● Extracted material
* * * * * * *
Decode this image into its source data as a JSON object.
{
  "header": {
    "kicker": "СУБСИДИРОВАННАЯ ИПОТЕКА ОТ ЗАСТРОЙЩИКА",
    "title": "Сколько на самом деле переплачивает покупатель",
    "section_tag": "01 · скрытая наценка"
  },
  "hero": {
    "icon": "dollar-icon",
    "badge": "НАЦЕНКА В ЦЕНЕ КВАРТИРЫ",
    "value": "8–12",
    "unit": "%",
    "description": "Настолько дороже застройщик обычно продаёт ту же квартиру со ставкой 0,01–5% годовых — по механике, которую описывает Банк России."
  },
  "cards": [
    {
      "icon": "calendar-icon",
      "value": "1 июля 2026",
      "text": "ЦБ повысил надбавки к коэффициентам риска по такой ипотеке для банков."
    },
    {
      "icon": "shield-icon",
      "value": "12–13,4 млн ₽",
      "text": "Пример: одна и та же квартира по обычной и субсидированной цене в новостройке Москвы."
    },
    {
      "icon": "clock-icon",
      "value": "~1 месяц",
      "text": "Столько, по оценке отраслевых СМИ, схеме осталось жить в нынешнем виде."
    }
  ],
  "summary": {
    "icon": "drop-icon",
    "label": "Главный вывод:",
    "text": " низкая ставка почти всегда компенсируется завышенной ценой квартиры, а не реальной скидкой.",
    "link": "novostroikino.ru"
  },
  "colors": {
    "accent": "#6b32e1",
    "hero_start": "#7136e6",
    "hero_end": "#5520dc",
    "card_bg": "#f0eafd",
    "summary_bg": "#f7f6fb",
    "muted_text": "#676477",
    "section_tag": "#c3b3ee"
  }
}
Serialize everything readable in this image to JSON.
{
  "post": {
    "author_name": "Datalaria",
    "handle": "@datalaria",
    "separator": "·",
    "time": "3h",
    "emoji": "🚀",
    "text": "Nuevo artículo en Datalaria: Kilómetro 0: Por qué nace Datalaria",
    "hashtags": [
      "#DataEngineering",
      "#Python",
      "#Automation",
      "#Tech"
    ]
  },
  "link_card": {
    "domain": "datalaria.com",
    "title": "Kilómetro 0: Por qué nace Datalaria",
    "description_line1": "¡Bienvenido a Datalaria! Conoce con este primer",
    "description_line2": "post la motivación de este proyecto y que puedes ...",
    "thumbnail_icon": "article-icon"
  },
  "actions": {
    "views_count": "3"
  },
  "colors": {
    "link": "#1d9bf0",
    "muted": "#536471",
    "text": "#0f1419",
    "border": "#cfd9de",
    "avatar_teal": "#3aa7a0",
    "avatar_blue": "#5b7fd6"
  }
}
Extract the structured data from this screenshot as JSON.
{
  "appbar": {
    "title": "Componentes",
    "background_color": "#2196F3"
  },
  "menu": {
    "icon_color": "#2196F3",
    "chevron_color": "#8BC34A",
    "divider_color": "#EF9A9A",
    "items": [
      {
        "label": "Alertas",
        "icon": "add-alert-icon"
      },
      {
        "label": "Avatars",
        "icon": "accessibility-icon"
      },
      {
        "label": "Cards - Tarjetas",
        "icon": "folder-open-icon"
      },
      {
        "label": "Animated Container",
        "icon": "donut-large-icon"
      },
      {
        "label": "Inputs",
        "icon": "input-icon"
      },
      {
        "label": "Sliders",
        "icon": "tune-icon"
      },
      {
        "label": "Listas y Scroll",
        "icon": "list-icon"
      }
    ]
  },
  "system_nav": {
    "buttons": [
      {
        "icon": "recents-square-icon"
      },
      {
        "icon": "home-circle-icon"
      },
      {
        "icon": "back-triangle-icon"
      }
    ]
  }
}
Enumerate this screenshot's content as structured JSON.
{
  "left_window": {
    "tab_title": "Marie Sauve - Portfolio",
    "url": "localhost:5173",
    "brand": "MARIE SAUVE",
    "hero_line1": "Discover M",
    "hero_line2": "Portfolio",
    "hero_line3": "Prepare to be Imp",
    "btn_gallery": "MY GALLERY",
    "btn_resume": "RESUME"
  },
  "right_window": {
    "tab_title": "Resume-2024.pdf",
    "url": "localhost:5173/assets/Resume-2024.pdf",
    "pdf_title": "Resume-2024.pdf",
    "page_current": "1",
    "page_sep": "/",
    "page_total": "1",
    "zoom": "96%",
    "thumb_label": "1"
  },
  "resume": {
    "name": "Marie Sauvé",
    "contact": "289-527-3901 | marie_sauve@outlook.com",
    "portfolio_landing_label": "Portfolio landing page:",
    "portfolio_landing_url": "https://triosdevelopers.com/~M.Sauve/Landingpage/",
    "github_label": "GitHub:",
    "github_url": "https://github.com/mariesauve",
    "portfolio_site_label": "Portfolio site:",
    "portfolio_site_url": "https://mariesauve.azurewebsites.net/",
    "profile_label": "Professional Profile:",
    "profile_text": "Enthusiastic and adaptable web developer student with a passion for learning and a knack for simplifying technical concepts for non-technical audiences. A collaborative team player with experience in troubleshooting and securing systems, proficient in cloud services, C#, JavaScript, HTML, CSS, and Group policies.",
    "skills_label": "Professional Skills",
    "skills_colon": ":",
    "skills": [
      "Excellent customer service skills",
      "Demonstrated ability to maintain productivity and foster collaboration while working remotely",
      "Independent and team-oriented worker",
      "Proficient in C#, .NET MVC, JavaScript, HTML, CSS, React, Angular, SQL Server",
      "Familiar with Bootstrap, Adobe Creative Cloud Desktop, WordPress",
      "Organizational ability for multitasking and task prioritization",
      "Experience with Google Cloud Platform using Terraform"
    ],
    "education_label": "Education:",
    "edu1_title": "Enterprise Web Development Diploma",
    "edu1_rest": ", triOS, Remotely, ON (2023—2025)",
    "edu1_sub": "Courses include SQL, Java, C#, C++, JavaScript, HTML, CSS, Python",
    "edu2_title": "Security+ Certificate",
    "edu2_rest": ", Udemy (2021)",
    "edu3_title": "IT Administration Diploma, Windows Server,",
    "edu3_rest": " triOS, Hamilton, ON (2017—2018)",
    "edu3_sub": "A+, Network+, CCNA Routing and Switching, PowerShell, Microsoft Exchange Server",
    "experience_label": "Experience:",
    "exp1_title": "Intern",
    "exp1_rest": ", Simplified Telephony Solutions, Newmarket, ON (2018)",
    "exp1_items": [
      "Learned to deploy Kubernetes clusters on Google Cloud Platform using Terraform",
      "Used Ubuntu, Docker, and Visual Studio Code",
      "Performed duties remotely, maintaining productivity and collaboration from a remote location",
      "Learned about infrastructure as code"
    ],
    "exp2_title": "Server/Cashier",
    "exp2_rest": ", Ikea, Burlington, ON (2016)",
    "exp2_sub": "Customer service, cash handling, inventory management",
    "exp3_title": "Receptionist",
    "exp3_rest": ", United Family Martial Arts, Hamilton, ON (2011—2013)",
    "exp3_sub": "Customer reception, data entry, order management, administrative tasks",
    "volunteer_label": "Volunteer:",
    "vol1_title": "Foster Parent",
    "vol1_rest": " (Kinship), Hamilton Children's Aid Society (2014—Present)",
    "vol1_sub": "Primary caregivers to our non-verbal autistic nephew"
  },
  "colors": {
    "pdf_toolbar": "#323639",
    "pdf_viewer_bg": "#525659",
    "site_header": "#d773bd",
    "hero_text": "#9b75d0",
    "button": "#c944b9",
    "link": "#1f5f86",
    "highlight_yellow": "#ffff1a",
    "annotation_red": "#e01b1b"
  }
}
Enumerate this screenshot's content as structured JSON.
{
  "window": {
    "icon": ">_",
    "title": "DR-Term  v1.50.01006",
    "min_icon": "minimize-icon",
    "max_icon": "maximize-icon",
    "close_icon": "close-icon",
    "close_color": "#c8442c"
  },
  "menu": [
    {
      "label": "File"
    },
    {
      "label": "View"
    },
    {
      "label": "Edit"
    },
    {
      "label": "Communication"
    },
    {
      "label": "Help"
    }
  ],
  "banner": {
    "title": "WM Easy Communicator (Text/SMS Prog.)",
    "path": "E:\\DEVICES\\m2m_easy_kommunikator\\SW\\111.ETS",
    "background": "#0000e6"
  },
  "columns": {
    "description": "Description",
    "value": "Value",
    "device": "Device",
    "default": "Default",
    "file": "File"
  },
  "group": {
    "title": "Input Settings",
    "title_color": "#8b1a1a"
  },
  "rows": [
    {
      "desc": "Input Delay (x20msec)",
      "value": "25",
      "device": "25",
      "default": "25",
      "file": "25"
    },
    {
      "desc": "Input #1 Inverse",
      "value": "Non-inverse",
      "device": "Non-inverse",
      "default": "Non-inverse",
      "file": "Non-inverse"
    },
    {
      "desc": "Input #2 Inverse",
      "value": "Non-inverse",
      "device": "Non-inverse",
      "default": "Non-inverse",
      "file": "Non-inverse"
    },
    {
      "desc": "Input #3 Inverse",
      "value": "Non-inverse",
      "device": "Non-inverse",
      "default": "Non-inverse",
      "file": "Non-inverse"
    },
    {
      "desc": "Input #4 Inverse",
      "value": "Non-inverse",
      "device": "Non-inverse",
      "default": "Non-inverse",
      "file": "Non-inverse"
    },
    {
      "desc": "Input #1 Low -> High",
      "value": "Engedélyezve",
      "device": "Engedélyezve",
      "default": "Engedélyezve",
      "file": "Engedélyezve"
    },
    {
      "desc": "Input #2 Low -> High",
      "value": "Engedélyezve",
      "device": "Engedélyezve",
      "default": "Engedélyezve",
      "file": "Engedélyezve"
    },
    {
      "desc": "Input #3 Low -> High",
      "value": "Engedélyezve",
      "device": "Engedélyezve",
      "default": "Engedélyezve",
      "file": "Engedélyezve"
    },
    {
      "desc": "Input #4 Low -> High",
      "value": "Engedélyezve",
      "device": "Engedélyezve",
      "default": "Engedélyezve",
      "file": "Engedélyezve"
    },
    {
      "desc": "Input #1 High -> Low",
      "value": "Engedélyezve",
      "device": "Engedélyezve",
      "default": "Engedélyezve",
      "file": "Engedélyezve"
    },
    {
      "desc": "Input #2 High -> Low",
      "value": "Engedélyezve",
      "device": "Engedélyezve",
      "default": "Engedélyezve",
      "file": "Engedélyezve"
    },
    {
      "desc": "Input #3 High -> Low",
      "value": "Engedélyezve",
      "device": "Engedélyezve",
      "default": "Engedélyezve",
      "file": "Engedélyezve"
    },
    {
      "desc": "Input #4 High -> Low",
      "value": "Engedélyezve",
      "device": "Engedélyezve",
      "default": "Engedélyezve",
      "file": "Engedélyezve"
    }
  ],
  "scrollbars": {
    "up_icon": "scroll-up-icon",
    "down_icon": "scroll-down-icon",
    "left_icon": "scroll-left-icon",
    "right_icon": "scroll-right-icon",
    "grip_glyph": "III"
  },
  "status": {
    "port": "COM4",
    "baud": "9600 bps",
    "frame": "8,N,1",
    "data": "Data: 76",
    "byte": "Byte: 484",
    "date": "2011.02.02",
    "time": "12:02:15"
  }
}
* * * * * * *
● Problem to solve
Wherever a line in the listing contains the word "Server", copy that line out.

● Written response
      "Proficient in C#, .NET MVC, JavaScript, HTML, CSS, React, Angular, SQL Server",
    "edu3_title": "IT Administration Diploma, Windows Server,",
    "edu3_sub": "A+, Network+, CCNA Routing and Switching, PowerShell, Microsoft Exchange Server",
    "exp2_title": "Server/Cashier",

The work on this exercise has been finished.